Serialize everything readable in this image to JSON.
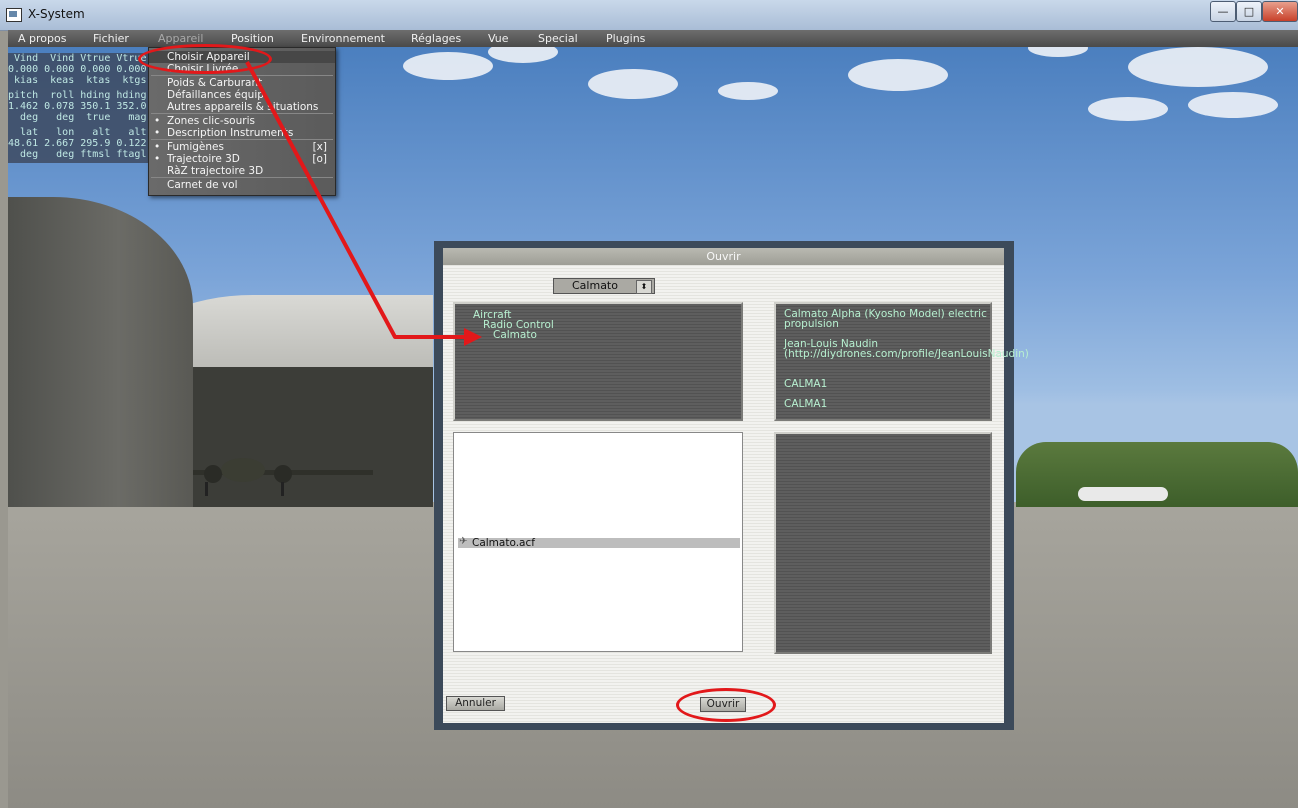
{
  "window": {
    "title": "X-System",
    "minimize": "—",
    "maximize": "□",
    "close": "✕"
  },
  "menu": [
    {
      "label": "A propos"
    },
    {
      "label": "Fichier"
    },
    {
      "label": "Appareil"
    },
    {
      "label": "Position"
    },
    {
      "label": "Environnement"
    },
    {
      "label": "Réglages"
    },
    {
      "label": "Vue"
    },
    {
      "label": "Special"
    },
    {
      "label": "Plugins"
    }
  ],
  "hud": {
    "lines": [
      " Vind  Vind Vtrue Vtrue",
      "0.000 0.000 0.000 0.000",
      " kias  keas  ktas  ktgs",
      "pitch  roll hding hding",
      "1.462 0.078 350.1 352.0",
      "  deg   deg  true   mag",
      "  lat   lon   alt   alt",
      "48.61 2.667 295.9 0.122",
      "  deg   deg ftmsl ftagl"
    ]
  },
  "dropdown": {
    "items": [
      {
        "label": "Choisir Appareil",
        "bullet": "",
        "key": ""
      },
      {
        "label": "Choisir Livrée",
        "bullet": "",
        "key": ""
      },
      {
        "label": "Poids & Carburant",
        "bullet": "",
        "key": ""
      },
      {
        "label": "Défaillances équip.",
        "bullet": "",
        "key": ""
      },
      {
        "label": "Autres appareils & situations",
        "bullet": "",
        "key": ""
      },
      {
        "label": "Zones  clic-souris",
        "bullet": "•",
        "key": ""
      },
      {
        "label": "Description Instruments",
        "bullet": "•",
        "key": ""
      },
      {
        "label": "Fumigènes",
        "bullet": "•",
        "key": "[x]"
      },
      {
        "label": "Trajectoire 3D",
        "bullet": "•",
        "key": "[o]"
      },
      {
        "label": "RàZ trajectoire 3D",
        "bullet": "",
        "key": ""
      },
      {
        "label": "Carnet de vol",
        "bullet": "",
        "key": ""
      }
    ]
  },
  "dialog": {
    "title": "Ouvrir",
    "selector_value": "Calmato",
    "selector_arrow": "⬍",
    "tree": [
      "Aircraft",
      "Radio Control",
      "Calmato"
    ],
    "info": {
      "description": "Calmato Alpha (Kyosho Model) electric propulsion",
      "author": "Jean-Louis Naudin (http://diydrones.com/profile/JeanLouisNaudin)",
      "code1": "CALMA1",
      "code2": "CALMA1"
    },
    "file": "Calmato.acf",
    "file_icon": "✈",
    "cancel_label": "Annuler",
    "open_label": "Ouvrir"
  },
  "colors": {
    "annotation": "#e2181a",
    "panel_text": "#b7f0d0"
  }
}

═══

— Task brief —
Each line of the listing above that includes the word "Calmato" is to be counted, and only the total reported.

— Result for this exercise —
4